Welcome to the exciting world of doctorate-hood!
You are no longer a consumer but rather a producer of knowledge. And this new academic profile requires a serious journey into your professional and personal development.
You might need to upgrade your skills to a higher level or search for your preferred way of dealing with setbacks, working with a supervisor or autonomous decision-making. At downsideup scholars, we specialize in training and coaching people on their way to become the best researchers they can be. Both collaborative and independent. And if there is one thing we have learned while training over 3.000 academics, it is that there is no ‘manual’ stating how to become the perfect researcher.
Therefore, we never teach how one ‘should’ behave as a member of the academic community. Our strength is that, through our extensive experience with researchers, we serve to guide academics in finding their own way.
The paradox: autonomy and collaboration
Many PhD candidates encounter it early in their research life: in their project they are dependent on others (supervisors, lab colleagues, sponsors, et cetera) while being pushed to become more autonomous. Your supervisor(s) will encourage you to move from ‘needing instructions from a superior’ to ‘making your own choices at work’ – so you’ll gradually start to own your projects.
Making your own choices
So how do you focus on your work and achieve deadlines when you are encouraged to also grab all kinds of distracting activities (e.g., guiding master students, giving presentations, providing courses, helping out colleagues)? How do you at one hand connect to the vision of your supervisor or department, but on the other hand shape your own research trajectory? Eventually you will stop seeing these as two opposing worlds: there are ways to get the best of both.
“How does this all apply to me?”
Many courses for academics have a hard time proving to be relevant for all participants, because the enormous variety in which questions are deemed relevant. What is interesting for one participant, might not be relevant for the rest. That is why we base our training and coaching on themes that are by definition relevant for all academics, and structure our courses in a way that provides participants with the opportunity to focus on the (sub)topics that are currently most relevant.

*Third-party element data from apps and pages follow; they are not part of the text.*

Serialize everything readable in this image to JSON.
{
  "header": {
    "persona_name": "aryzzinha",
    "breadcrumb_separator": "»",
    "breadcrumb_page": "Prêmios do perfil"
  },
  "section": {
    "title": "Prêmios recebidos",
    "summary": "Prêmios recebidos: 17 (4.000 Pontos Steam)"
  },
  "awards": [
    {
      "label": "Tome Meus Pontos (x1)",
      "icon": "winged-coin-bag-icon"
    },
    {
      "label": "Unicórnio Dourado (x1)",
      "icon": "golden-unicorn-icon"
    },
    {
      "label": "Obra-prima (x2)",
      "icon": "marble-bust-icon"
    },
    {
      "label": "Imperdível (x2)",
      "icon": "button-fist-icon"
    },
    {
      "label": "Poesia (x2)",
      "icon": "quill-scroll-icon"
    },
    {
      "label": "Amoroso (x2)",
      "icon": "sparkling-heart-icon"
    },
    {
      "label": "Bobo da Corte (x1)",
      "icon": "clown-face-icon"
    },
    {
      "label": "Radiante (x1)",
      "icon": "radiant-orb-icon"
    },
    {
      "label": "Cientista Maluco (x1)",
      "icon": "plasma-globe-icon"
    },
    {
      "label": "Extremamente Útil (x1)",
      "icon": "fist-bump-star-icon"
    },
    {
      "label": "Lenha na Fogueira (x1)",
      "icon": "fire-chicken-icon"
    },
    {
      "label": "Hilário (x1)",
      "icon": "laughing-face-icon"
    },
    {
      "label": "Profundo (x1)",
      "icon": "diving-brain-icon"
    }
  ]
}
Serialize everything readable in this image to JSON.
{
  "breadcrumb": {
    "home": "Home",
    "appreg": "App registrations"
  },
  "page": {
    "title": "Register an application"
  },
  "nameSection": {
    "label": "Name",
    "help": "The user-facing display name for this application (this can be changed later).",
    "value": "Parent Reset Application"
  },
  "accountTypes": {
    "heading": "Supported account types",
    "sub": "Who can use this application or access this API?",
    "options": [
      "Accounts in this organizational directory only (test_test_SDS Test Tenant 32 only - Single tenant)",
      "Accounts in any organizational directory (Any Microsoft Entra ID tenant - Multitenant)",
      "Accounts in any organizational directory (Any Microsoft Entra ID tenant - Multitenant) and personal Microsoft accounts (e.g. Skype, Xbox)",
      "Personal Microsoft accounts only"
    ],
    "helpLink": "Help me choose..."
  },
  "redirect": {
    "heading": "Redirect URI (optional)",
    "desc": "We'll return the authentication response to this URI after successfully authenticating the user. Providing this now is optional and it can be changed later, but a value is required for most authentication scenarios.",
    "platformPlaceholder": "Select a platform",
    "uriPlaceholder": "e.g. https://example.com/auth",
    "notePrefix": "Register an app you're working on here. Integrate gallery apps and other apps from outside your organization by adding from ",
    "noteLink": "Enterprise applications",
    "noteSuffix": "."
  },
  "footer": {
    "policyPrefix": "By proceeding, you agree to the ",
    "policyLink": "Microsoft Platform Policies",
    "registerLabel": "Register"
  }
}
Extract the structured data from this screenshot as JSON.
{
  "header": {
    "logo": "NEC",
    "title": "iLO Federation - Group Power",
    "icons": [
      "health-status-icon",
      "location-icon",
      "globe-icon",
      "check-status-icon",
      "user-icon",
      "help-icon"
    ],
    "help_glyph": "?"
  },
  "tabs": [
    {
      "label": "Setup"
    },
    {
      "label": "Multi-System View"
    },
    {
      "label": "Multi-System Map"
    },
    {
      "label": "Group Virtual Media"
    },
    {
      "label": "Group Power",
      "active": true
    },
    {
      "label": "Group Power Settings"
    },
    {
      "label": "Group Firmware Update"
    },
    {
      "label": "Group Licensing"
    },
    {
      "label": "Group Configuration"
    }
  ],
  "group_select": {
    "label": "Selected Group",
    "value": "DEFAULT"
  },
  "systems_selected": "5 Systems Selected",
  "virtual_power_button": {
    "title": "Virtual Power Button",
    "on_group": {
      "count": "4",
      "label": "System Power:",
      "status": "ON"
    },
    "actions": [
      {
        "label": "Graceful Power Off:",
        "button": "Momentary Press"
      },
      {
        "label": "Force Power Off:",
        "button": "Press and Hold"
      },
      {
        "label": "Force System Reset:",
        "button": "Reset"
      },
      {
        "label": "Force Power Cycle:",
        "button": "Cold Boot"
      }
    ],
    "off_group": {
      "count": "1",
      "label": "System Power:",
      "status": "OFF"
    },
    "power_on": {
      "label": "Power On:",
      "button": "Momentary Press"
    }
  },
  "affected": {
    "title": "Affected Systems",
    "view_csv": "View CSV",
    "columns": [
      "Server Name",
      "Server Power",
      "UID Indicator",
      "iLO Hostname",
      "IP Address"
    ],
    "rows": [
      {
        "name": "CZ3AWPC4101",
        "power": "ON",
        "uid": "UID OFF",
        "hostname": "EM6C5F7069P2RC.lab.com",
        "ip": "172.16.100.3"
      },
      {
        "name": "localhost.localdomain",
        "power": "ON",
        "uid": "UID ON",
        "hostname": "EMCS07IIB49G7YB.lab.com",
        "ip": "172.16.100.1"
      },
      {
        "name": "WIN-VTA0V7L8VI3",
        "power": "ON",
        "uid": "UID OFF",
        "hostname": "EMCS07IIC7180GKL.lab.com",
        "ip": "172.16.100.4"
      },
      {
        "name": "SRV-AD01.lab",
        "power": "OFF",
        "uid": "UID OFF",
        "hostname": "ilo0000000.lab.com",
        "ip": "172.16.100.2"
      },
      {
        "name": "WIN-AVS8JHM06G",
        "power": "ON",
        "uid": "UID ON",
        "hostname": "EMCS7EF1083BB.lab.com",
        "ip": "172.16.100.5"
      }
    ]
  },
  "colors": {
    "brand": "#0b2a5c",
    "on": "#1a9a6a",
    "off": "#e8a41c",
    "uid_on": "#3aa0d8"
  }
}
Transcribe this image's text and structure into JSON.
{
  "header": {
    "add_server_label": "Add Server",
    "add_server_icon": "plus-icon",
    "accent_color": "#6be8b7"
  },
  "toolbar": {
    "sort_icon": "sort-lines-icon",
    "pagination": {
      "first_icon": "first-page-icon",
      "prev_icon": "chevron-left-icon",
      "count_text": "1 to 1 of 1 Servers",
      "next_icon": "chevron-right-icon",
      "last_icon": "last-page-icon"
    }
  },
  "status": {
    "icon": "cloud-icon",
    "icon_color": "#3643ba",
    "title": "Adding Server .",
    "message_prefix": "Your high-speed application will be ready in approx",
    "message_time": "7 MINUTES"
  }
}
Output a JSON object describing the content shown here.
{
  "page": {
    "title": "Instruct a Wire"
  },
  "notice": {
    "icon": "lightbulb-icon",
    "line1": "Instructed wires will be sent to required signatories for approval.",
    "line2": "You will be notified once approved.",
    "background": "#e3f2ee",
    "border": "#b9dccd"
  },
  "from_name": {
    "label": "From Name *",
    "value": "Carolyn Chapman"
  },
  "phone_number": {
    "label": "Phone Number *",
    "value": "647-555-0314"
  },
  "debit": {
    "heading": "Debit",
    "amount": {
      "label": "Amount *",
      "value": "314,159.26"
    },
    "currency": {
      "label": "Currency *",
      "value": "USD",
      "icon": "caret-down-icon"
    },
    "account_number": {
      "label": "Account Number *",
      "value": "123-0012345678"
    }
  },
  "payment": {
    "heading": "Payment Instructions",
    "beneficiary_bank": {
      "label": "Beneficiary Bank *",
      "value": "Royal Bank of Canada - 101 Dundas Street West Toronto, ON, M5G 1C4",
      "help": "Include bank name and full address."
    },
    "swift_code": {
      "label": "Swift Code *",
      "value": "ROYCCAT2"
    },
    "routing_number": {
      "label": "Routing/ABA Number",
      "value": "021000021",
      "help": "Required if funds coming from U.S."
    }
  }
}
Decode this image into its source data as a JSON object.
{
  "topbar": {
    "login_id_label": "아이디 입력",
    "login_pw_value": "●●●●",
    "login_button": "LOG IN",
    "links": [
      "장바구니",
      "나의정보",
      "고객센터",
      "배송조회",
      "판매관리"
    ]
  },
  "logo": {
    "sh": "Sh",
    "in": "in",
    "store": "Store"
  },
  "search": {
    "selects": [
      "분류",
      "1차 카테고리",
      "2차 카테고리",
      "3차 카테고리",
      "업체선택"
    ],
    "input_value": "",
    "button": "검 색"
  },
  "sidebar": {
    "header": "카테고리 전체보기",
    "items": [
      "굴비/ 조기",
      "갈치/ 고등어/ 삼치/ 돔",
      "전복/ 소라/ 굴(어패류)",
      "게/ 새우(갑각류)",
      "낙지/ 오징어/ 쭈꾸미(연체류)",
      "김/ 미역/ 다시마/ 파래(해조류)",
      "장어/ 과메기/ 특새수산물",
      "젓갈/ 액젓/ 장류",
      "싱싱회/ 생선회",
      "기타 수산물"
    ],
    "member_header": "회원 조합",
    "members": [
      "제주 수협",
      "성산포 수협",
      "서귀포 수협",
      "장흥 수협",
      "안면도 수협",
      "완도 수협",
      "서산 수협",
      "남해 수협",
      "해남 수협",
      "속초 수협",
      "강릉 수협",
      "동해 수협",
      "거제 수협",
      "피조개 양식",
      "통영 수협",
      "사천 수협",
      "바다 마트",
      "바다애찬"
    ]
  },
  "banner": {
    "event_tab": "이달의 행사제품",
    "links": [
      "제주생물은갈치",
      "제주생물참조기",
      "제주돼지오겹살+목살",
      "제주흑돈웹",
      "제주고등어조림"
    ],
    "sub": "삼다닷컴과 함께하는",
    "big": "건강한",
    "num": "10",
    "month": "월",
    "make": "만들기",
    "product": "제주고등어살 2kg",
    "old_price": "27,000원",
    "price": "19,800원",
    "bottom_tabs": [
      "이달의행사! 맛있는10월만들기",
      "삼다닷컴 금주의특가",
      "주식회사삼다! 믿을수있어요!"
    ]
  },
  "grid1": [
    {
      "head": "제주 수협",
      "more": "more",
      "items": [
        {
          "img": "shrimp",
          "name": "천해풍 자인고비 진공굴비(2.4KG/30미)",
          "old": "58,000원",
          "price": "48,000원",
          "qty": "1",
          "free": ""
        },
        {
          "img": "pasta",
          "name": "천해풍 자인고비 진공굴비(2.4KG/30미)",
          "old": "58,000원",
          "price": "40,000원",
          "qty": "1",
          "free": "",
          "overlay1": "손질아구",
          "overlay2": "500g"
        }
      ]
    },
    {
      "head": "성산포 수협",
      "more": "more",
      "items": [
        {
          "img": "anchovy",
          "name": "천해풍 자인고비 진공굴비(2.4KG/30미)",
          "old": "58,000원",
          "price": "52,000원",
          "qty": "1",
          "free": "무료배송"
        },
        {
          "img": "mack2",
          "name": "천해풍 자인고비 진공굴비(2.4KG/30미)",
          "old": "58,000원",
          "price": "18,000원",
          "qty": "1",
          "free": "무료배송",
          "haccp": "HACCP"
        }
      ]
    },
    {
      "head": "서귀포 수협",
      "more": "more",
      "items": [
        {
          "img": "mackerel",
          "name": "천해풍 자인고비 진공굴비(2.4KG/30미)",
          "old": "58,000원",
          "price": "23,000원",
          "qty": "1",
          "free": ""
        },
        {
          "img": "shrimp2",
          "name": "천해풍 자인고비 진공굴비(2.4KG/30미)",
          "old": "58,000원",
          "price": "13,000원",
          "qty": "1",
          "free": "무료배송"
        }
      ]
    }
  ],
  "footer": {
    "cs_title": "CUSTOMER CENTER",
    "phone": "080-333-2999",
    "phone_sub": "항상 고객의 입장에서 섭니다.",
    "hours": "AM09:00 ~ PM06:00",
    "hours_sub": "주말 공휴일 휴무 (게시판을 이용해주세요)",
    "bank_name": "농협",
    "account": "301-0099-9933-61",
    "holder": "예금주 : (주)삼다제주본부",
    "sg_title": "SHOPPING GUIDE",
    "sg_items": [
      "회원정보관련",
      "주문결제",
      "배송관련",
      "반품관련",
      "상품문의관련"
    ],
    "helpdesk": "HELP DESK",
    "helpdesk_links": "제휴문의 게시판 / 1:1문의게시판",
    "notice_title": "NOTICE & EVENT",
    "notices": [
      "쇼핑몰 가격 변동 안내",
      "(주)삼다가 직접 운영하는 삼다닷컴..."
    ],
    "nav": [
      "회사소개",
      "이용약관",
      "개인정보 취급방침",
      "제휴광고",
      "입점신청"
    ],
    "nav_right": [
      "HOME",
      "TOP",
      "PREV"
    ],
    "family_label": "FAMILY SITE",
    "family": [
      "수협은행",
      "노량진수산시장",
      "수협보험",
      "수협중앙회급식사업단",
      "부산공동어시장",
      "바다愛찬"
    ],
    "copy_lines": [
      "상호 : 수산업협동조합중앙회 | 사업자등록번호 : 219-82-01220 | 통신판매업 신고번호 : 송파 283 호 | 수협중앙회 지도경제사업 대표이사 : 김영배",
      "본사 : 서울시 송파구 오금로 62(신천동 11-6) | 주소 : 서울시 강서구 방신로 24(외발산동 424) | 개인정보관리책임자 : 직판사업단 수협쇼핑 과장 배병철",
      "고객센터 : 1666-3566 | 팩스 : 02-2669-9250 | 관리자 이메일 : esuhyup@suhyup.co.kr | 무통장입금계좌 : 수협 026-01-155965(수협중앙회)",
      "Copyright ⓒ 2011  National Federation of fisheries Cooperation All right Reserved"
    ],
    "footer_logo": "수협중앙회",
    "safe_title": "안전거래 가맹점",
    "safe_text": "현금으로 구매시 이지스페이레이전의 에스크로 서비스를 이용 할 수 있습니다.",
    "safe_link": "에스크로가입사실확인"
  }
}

Things we do
We create and facilitate courses for PhD candidates and post-docs within three main themes: You, Your Work, and Others. On the next pages you can find a selection of courses that we regularly facilitate, but we are also used to creating courses or training sessions for specific needs. So do get in touch if you’re interested in a tailormade programme!